Ivy also noted that companies that are able to adapt quickly and accordingly to new environmental regulations and policies have a major leg up on their competition. Employing individuals who understand the full range of implications that come with climate change isn’t just a moral incentive, it’s a financial one. So when you consider that women, people of color and those of lower socioeconomic standing are disproportionately affected by climate change, it’s easy to see why a company would benefit from diversifying its pool of decision-makers. 

In order to home in on their pick of which company would best embody this commitment to diversity, the ASU team outlined a set of parameters that needed to be met. The company would have to perform in line with the broader market and demonstrate successful long-term financial returns. They would not only need to be dedicated to advancing racial justice, but also receptive to shareholder engagement. Ultimately, the team chose BlackRock, Inc., a multinational investment management corporation dedicated to corporate sustainability and ESG practices.

headshots of members of the IEN SILK Student Corporate Engagement Competition winning team

“Our engagement strategy with BlackRock was to build a coalition of schools to increase our leverage in order to push BlackRock to build stronger diversity and inclusion reporting and goals within their own organization, as well as their entire investment portfolio,” Ivy explained. 

Ryan Taylor, project coordinator at ASU Enterprise Partners who assisted the winning team, believed the team’s strategic thinking that led them to select BlackRock was a key factor in their win. “BlackRock is a key partner of the ASU endowment, and as the world’s largest shareholder, they are poised to shape how the entire market approaches ESG issues,” he said. “So it is super impactful how the ASU team made a real plan to engage BlackRock, with a coalition from other universities, that our student organization (SIFI) has already started to carry out.”

ASU is well known for the mission outlined in its charter, of measuring the success of the university not by whom it excludes, but rather by whom it includes and how they succeed. This theme continues to be the driving force behind the winning team and the Sustainable and Impact Finance Initiative’s strategy as an organization.

On behalf of ASU Enterprise Partners, Chief Investment Officer Jeff Mindlin said, “We’ve been on a journey to better align our investment strategy with the mission of the university. To us, this has been centered around climate as well as justice, equity, diversity and inclusion. As a shareholder, our voice is an important lever to effect the change we want to see.
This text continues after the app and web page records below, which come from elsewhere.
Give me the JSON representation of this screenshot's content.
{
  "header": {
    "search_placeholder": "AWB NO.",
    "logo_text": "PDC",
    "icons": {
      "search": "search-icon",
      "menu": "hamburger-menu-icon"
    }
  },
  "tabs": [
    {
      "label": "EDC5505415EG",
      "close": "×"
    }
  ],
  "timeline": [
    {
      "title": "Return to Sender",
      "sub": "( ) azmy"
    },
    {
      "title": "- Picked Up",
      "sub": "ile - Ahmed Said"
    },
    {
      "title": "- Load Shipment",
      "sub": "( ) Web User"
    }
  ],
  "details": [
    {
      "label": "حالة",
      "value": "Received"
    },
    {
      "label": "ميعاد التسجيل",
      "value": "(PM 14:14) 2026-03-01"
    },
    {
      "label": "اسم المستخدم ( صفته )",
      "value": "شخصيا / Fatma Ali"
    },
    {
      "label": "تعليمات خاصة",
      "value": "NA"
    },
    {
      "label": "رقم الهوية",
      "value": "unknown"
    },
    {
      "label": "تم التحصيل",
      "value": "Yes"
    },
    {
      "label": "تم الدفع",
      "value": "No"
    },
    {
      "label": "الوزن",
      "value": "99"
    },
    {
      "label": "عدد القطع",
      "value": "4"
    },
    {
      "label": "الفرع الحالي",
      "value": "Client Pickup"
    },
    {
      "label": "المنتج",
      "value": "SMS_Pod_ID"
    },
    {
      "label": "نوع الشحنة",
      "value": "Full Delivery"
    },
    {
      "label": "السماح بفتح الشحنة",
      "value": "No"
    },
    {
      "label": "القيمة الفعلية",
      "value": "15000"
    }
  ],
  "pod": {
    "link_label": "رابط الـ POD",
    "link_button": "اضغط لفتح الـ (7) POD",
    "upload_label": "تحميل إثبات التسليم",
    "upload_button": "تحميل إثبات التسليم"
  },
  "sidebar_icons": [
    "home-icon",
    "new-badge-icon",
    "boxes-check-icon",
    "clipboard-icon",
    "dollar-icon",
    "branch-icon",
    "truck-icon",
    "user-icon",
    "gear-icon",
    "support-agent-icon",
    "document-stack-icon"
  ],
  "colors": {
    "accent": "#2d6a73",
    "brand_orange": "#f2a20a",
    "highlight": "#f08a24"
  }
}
Personally, I feel that the impact of these efforts has been magnified as we’ve worked with our very own ASU students to advance these initiatives.”
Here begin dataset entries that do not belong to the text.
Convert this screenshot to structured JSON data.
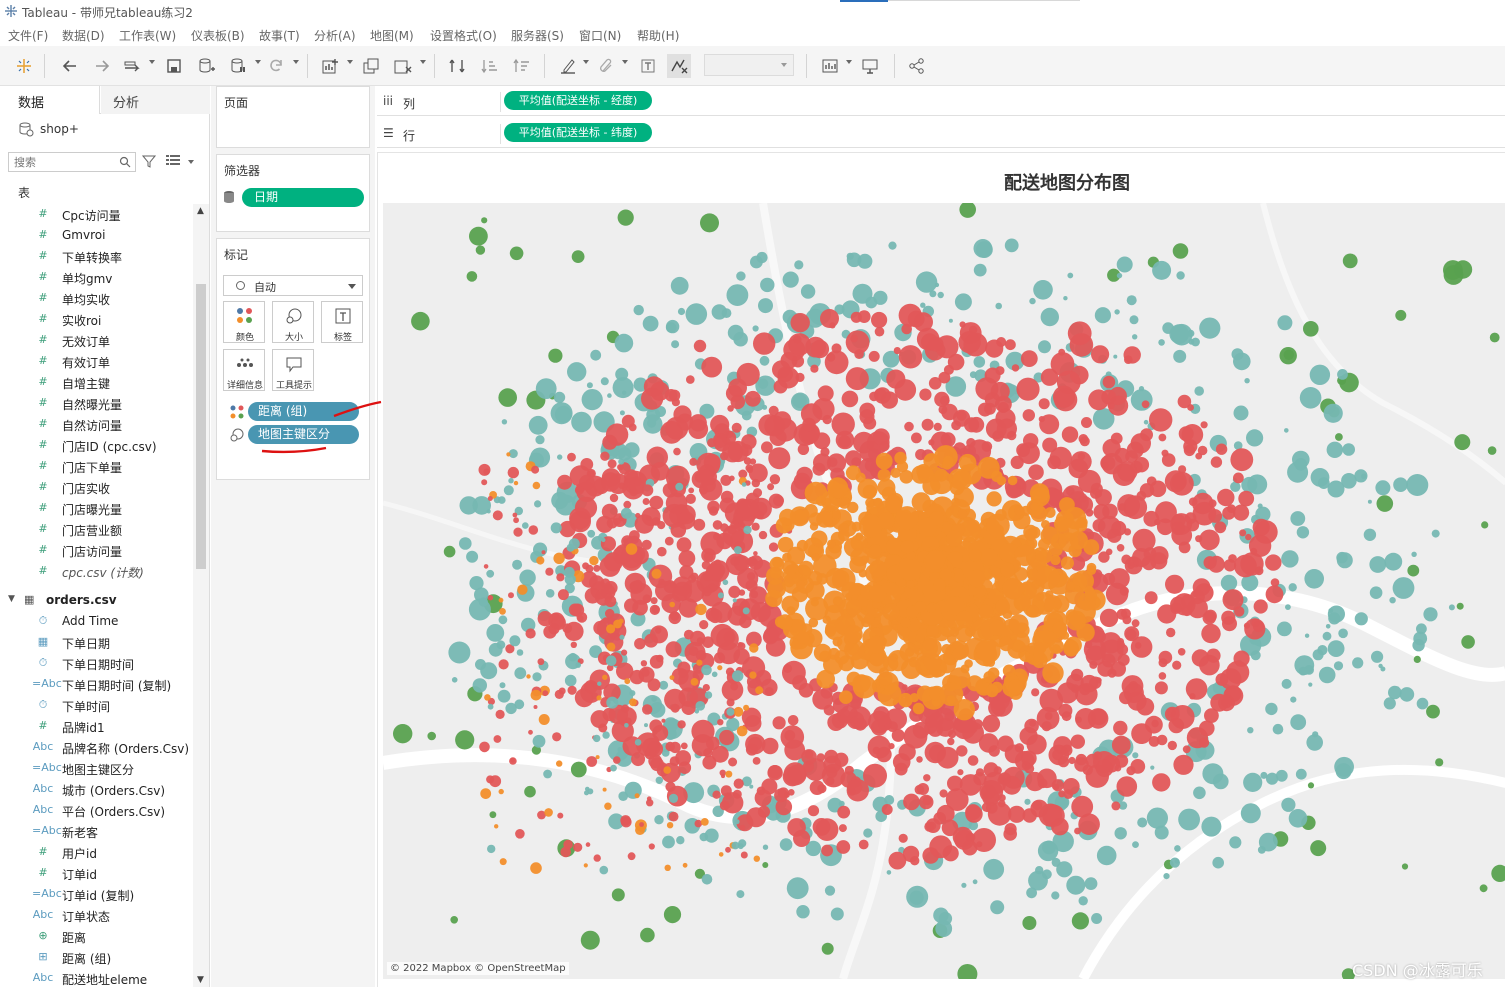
{
  "app": {
    "title": "Tableau - 带师兄tableau练习2"
  },
  "menu": [
    "文件(F)",
    "数据(D)",
    "工作表(W)",
    "仪表板(B)",
    "故事(T)",
    "分析(A)",
    "地图(M)",
    "设置格式(O)",
    "服务器(S)",
    "窗口(N)",
    "帮助(H)"
  ],
  "data_pane": {
    "tab_data": "数据",
    "tab_analysis": "分析",
    "datasource": "shop+",
    "search_placeholder": "搜索",
    "tables_label": "表",
    "fields": [
      {
        "icon": "#",
        "label": "Cpc访问量"
      },
      {
        "icon": "#",
        "label": "Gmvroi"
      },
      {
        "icon": "#",
        "label": "下单转换率"
      },
      {
        "icon": "#",
        "label": "单均gmv"
      },
      {
        "icon": "#",
        "label": "单均实收"
      },
      {
        "icon": "#",
        "label": "实收roi"
      },
      {
        "icon": "#",
        "label": "无效订单"
      },
      {
        "icon": "#",
        "label": "有效订单"
      },
      {
        "icon": "#",
        "label": "自增主键"
      },
      {
        "icon": "#",
        "label": "自然曝光量"
      },
      {
        "icon": "#",
        "label": "自然访问量"
      },
      {
        "icon": "#",
        "label": "门店ID (cpc.csv)"
      },
      {
        "icon": "#",
        "label": "门店下单量"
      },
      {
        "icon": "#",
        "label": "门店实收"
      },
      {
        "icon": "#",
        "label": "门店曝光量"
      },
      {
        "icon": "#",
        "label": "门店营业额"
      },
      {
        "icon": "#",
        "label": "门店访问量"
      },
      {
        "icon": "#",
        "label": "cpc.csv (计数)",
        "italic": true
      }
    ],
    "table2": "orders.csv",
    "fields2": [
      {
        "icon": "⏱",
        "label": "Add Time"
      },
      {
        "icon": "▦",
        "label": "下单日期"
      },
      {
        "icon": "⏱",
        "label": "下单日期时间"
      },
      {
        "icon": "=Abc",
        "label": "下单日期时间 (复制)"
      },
      {
        "icon": "⏱",
        "label": "下单时间"
      },
      {
        "icon": "#",
        "label": "品牌id1"
      },
      {
        "icon": "Abc",
        "label": "品牌名称 (Orders.Csv)"
      },
      {
        "icon": "=Abc",
        "label": "地图主键区分"
      },
      {
        "icon": "Abc",
        "label": "城市 (Orders.Csv)"
      },
      {
        "icon": "Abc",
        "label": "平台 (Orders.Csv)"
      },
      {
        "icon": "=Abc",
        "label": "新老客"
      },
      {
        "icon": "#",
        "label": "用户id"
      },
      {
        "icon": "#",
        "label": "订单id"
      },
      {
        "icon": "=Abc",
        "label": "订单id (复制)"
      },
      {
        "icon": "Abc",
        "label": "订单状态"
      },
      {
        "icon": "⊕",
        "label": "距离"
      },
      {
        "icon": "⊞",
        "label": "距离 (组)"
      },
      {
        "icon": "Abc",
        "label": "配送地址eleme"
      }
    ]
  },
  "pages": {
    "title": "页面"
  },
  "filters": {
    "title": "筛选器",
    "pill": "日期"
  },
  "marks": {
    "title": "标记",
    "type": "自动",
    "buttons": [
      "颜色",
      "大小",
      "标签",
      "详细信息",
      "工具提示"
    ],
    "pills": [
      "距离 (组)",
      "地图主键区分"
    ]
  },
  "shelves": {
    "columns_label": "列",
    "rows_label": "行",
    "columns_pill": "平均值(配送坐标 - 经度)",
    "rows_pill": "平均值(配送坐标 - 纬度)"
  },
  "viz": {
    "title": "配送地图分布图",
    "attribution": "© 2022 Mapbox © OpenStreetMap",
    "colors": {
      "red": "#e15759",
      "orange": "#f28e2b",
      "teal": "#76b7b2",
      "green": "#59a14f"
    }
  },
  "watermark": "CSDN @冰露可乐"
}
Madelyn Nelson

Editorial Associate , Global Futures Laboratory, Knowledge Enterprise